In addition to education and resources, harm reduction services such as needle exchange programs and Narcan availability could be far more widespread than they are today. Needle exchange programs allow those suffering from addiction to have a safe place to use their substances with access to counselors and treatment resources. In the event of an opioid overdose, if life-saving drugs like Narcan were more widely available, many overdoses could be reversed.

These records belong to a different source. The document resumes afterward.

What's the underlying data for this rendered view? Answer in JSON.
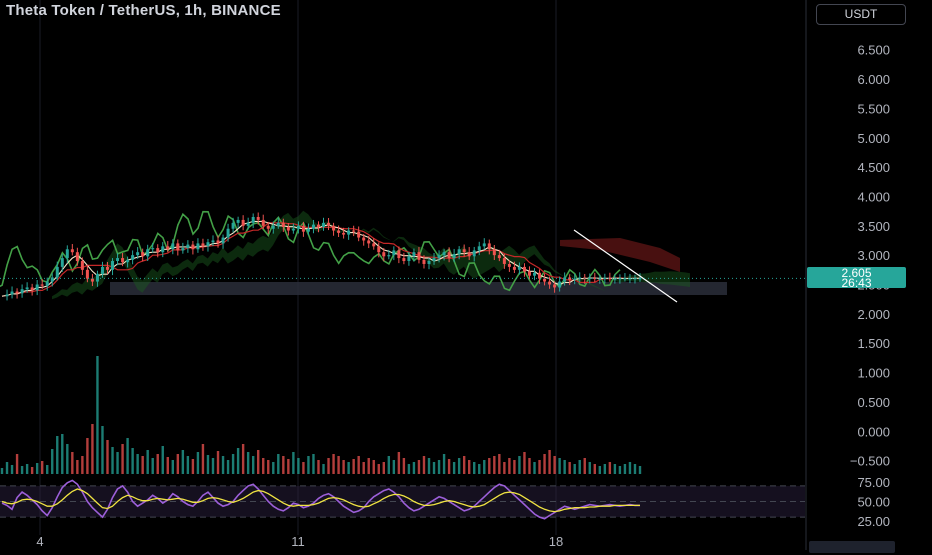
{
  "title": "Theta Token / TetherUS, 1h, BINANCE",
  "currency": "USDT",
  "last_price": "2.605",
  "countdown": "26:43",
  "colors": {
    "background": "#000000",
    "up": "#26a69a",
    "down": "#ef5350",
    "rsi": "#9c5fd9",
    "rsi_ma": "#f0e442",
    "lagging_span": "#43a047",
    "kumo_bull": "#1b5e20",
    "kumo_bear": "#5a1414"
  },
  "chart_data": [
    {
      "type": "line",
      "title": "Theta Token / TetherUS, 1h, BINANCE",
      "y_axis": {
        "ticks": [
          "6.500",
          "6.000",
          "5.500",
          "5.000",
          "4.500",
          "4.000",
          "3.500",
          "3.000",
          "2.500",
          "2.000",
          "1.500",
          "1.000",
          "0.500",
          "0.000",
          "−0.500"
        ],
        "ylim": [
          -0.5,
          6.5
        ]
      },
      "x_axis": {
        "ticks": [
          "4",
          "11",
          "18"
        ]
      },
      "series": [
        {
          "name": "",
          "x": [
            0,
            1,
            2,
            3,
            4,
            5,
            6,
            7,
            8,
            9,
            10,
            11,
            12,
            13,
            14,
            15,
            16,
            17,
            18,
            19,
            20,
            21,
            22,
            23,
            24,
            25,
            26,
            27,
            28,
            29,
            30,
            31,
            32,
            33,
            34,
            35,
            36,
            37,
            38,
            39,
            40,
            41,
            42,
            43,
            44,
            45,
            46,
            47,
            48,
            49,
            50,
            51,
            52,
            53,
            54,
            55,
            56,
            57,
            58,
            59,
            60,
            61,
            62,
            63,
            64,
            65,
            66,
            67,
            68,
            69,
            70,
            71,
            72,
            73,
            74,
            75,
            76,
            77,
            78,
            79,
            80,
            81,
            82,
            83,
            84,
            85,
            86,
            87,
            88,
            89,
            90,
            91,
            92,
            93,
            94,
            95,
            96,
            97,
            98,
            99,
            100,
            101,
            102,
            103,
            104,
            105,
            106,
            107,
            108,
            109,
            110,
            111,
            112,
            113,
            114,
            115,
            116,
            117,
            118,
            119,
            120,
            121,
            122,
            123,
            124,
            125,
            126,
            127
          ],
          "values": [
            2.3,
            2.33,
            2.38,
            2.35,
            2.42,
            2.45,
            2.4,
            2.5,
            2.48,
            2.55,
            2.62,
            2.8,
            2.95,
            3.1,
            3.05,
            2.9,
            2.75,
            2.6,
            2.55,
            2.68,
            2.8,
            2.75,
            2.9,
            2.95,
            2.88,
            2.92,
            3.0,
            3.05,
            2.98,
            3.1,
            3.12,
            3.05,
            3.15,
            3.1,
            3.2,
            3.08,
            3.12,
            3.18,
            3.1,
            3.2,
            3.15,
            3.22,
            3.25,
            3.2,
            3.3,
            3.45,
            3.55,
            3.6,
            3.5,
            3.55,
            3.65,
            3.6,
            3.5,
            3.45,
            3.5,
            3.55,
            3.48,
            3.42,
            3.45,
            3.5,
            3.4,
            3.45,
            3.52,
            3.48,
            3.55,
            3.5,
            3.42,
            3.38,
            3.35,
            3.42,
            3.4,
            3.3,
            3.25,
            3.2,
            3.15,
            3.05,
            2.98,
            3.0,
            3.08,
            2.95,
            2.9,
            2.98,
            3.05,
            2.92,
            2.85,
            2.9,
            2.95,
            3.0,
            3.05,
            2.95,
            3.02,
            3.1,
            3.05,
            2.98,
            3.08,
            3.15,
            3.2,
            3.1,
            3.0,
            2.95,
            2.85,
            2.8,
            2.75,
            2.8,
            2.72,
            2.65,
            2.7,
            2.6,
            2.55,
            2.5,
            2.45,
            2.55,
            2.62,
            2.58,
            2.6,
            2.62,
            2.6,
            2.61,
            2.6,
            2.6,
            2.61,
            2.6,
            2.6,
            2.605,
            2.605,
            2.605,
            2.605,
            2.605
          ]
        }
      ],
      "volume": [
        6,
        12,
        9,
        20,
        8,
        10,
        7,
        11,
        13,
        9,
        25,
        38,
        40,
        30,
        22,
        14,
        18,
        36,
        50,
        118,
        48,
        34,
        27,
        22,
        30,
        36,
        26,
        20,
        18,
        24,
        16,
        20,
        28,
        17,
        14,
        20,
        24,
        18,
        15,
        22,
        30,
        19,
        16,
        23,
        18,
        14,
        20,
        26,
        30,
        22,
        18,
        24,
        16,
        14,
        12,
        20,
        18,
        15,
        22,
        16,
        12,
        18,
        20,
        14,
        10,
        16,
        20,
        18,
        14,
        12,
        15,
        18,
        12,
        16,
        14,
        10,
        12,
        18,
        14,
        22,
        16,
        10,
        12,
        14,
        18,
        16,
        12,
        14,
        20,
        15,
        12,
        16,
        18,
        14,
        12,
        10,
        14,
        16,
        18,
        20,
        12,
        16,
        14,
        18,
        22,
        16,
        12,
        14,
        20,
        24,
        18,
        16,
        14,
        12,
        10,
        14,
        16,
        12,
        10,
        8,
        10,
        12,
        10,
        8,
        10,
        12,
        10,
        8
      ]
    },
    {
      "type": "line",
      "title": "",
      "y_axis": {
        "ticks": [
          "75.00",
          "50.00",
          "25.00"
        ],
        "ylim": [
          25,
          80
        ]
      },
      "series": [
        {
          "name": "",
          "values": [
            48,
            45,
            40,
            55,
            62,
            58,
            52,
            46,
            38,
            32,
            42,
            56,
            68,
            74,
            77,
            72,
            62,
            50,
            42,
            36,
            30,
            40,
            55,
            66,
            70,
            62,
            50,
            44,
            48,
            52,
            58,
            54,
            48,
            52,
            60,
            56,
            50,
            46,
            44,
            50,
            58,
            62,
            55,
            48,
            44,
            46,
            50,
            58,
            64,
            70,
            72,
            66,
            58,
            50,
            44,
            40,
            38,
            42,
            48,
            46,
            42,
            44,
            48,
            54,
            58,
            60,
            56,
            50,
            44,
            40,
            36,
            38,
            42,
            50,
            56,
            60,
            64,
            66,
            62,
            56,
            48,
            42,
            38,
            40,
            44,
            48,
            52,
            56,
            54,
            50,
            46,
            42,
            38,
            40,
            44,
            50,
            56,
            62,
            68,
            72,
            70,
            64,
            58,
            52,
            46,
            40,
            34,
            30,
            28,
            32,
            36,
            40,
            44,
            42,
            40,
            42,
            44,
            46,
            45,
            44,
            45,
            46,
            45,
            44,
            45,
            46,
            45,
            45
          ]
        },
        {
          "name": "",
          "values": [
            50,
            48,
            47,
            49,
            52,
            53,
            52,
            50,
            47,
            44,
            44,
            47,
            52,
            58,
            63,
            66,
            64,
            60,
            54,
            48,
            42,
            41,
            44,
            50,
            55,
            58,
            56,
            53,
            51,
            51,
            53,
            54,
            53,
            52,
            53,
            54,
            53,
            51,
            49,
            49,
            51,
            54,
            55,
            54,
            52,
            50,
            49,
            51,
            54,
            58,
            62,
            64,
            63,
            60,
            56,
            52,
            48,
            45,
            44,
            45,
            45,
            45,
            46,
            48,
            51,
            54,
            55,
            54,
            52,
            49,
            46,
            44,
            43,
            44,
            47,
            50,
            54,
            57,
            59,
            59,
            57,
            54,
            50,
            47,
            45,
            45,
            46,
            48,
            50,
            51,
            50,
            48,
            46,
            44,
            43,
            44,
            46,
            50,
            54,
            58,
            61,
            62,
            61,
            59,
            55,
            51,
            47,
            43,
            40,
            38,
            37,
            38,
            40,
            41,
            42,
            42,
            42,
            43,
            43,
            44,
            44,
            44,
            45,
            45,
            45,
            45,
            45,
            45
          ]
        }
      ]
    }
  ]
}
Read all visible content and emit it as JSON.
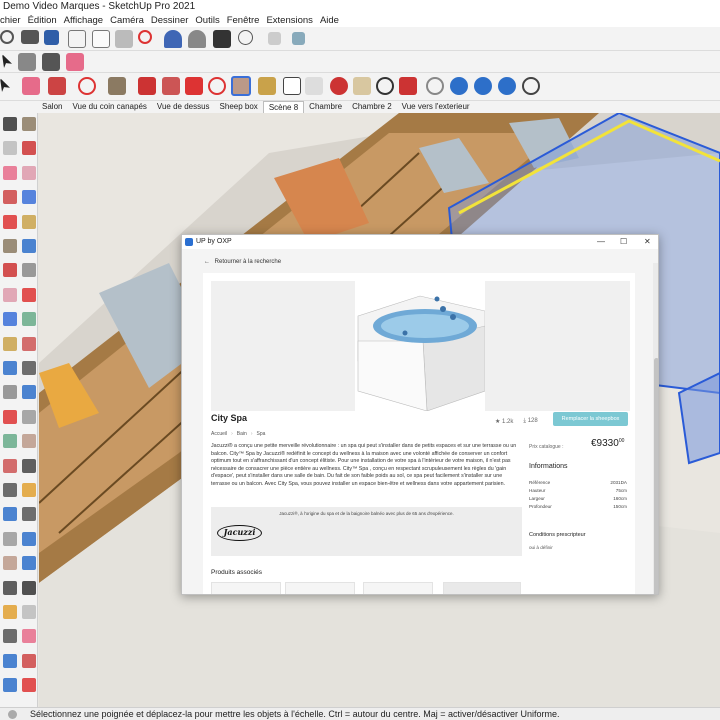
{
  "app": {
    "title": "Demo Video Marques - SketchUp Pro 2021"
  },
  "menu": [
    "chier",
    "Édition",
    "Affichage",
    "Caméra",
    "Dessiner",
    "Outils",
    "Fenêtre",
    "Extensions",
    "Aide"
  ],
  "scenes": [
    "Salon",
    "Vue du coin canapés",
    "Vue de dessus",
    "Sheep box",
    "Scène 8",
    "Chambre",
    "Chambre 2",
    "Vue vers l'exterieur"
  ],
  "active_scene": "Scène 8",
  "status": "Sélectionnez une poignée et déplacez-la pour mettre les objets à l'échelle. Ctrl = autour du centre. Maj = activer/désactiver Uniforme.",
  "dialog": {
    "title": "UP by OXP",
    "controls": {
      "minimize": "—",
      "maximize": "☐",
      "close": "✕"
    },
    "back_label": "Retourner à la recherche",
    "product": {
      "name": "City Spa",
      "breadcrumb": [
        "Accueil",
        "Bain",
        "Spa"
      ],
      "likes": "1.2k",
      "downloads": "128",
      "replace_label": "Remplacer la sheepbox",
      "description": "Jacuzzi® a conçu une petite merveille révolutionnaire : un spa qui peut s'installer dans de petits espaces et sur une terrasse ou un balcon. City™ Spa by Jacuzzi® redéfinit le concept du wellness à la maison avec une volonté affichée de conserver un confort optimum tout en s'affranchissant d'un concept élitiste. Pour une installation de votre spa à l'intérieur de votre maison, il n'est pas nécessaire de consacrer une pièce entière au wellness. City™ Spa , conçu en respectant scrupuleusement les règles du 'gain d'espace', peut s'installer dans une salle de bain. Du fait de son faible poids au sol, ce spa peut facilement s'installer sur une terrasse ou un balcon. Avec City Spa, vous pouvez installer un espace bien-être et wellness dans votre appartement parisien.",
      "brand_text": "Jacuzzi®, à l'origine du spa et de la baignoire balnéo avec plus de 65 ans d'expérience.",
      "brand_logo": "Jacuzzi",
      "price_label": "Prix catalogue :",
      "price_main": "€9330",
      "price_cents": "00",
      "info_title": "Informations",
      "info": [
        {
          "k": "Référence",
          "v": "2031DA"
        },
        {
          "k": "Hauteur",
          "v": "75cm"
        },
        {
          "k": "Largeur",
          "v": "160cm"
        },
        {
          "k": "Profondeur",
          "v": "150cm"
        }
      ],
      "conditions_title": "Conditions prescripteur",
      "conditions_value": "oui à définir",
      "related_title": "Produits associés"
    }
  },
  "colors": {
    "accent_button": "#7cc8d3",
    "selection_box": "#2a5bd7",
    "selection_yellow": "#f2e33a"
  }
}
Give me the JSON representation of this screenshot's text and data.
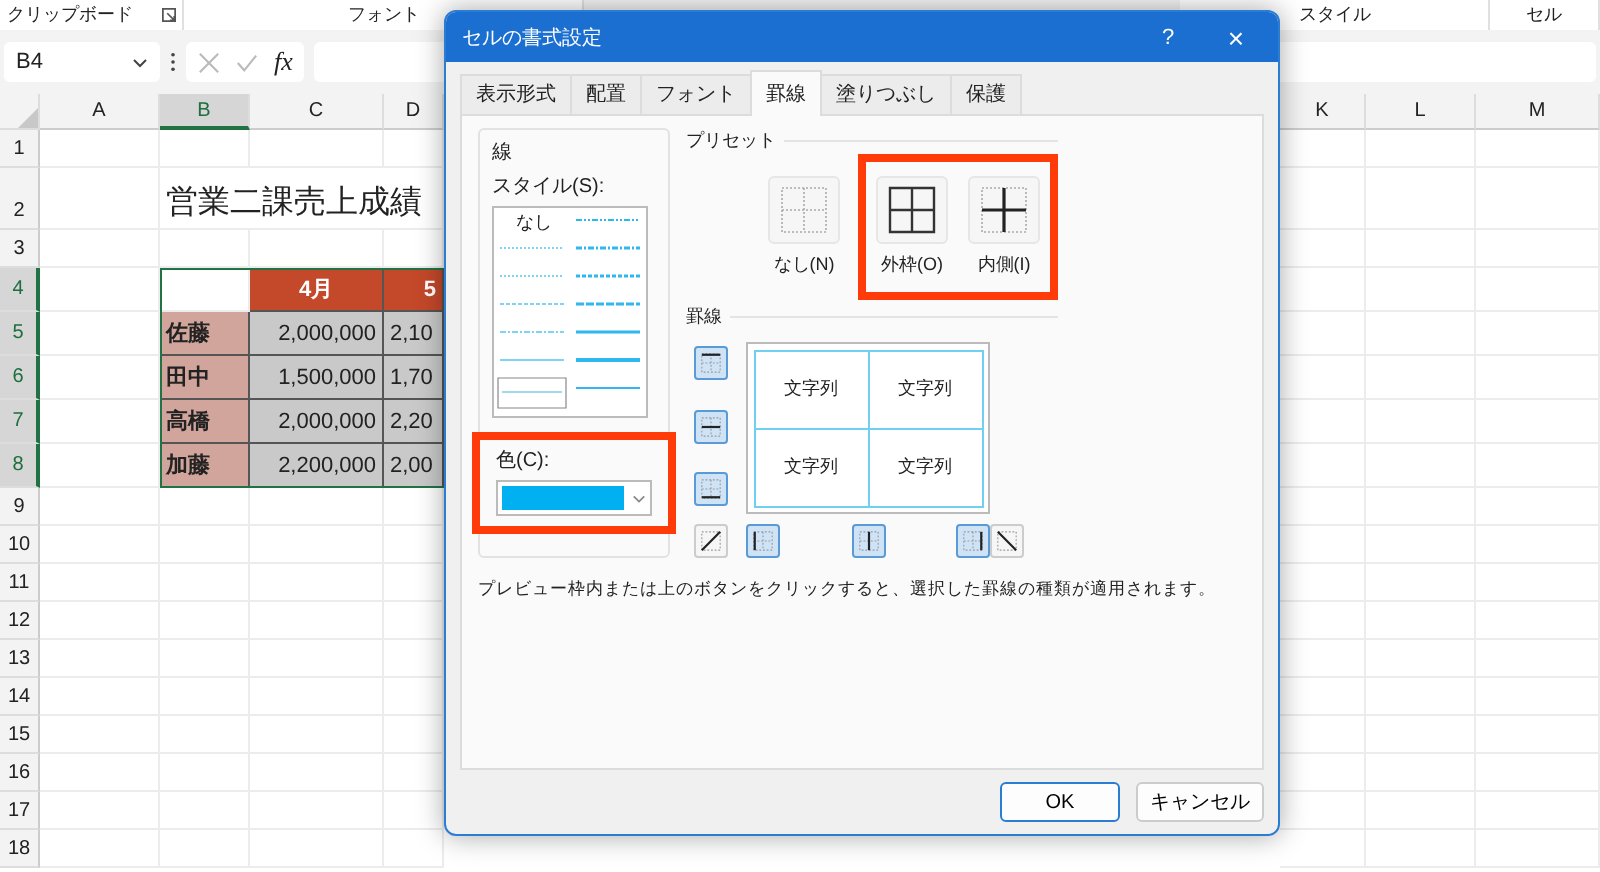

Many people who abuse drugs often begin by abusing prescription medication, making it imperative to store prescriptions away from children and teens, practice safe prescribing techniques, and dispose of medications the right way. On the other hand, regardless of prescription medication access, those who are more susceptible to addiction than others may still fall into its deadly grips. For this reason, addiction treatment should be a right for each and every individual suffering – not just a luxury for those who can afford it.
Prevention isn’t easy, but taking steps to avoid drug abuse and being prepared to act in the event of an overdose are crucial factors in saving lives that are tragically taken due to drug overdoses each and every day.
To read more about International Overdose Awareness Day and see how you can get involved, visit www.overdoseday.com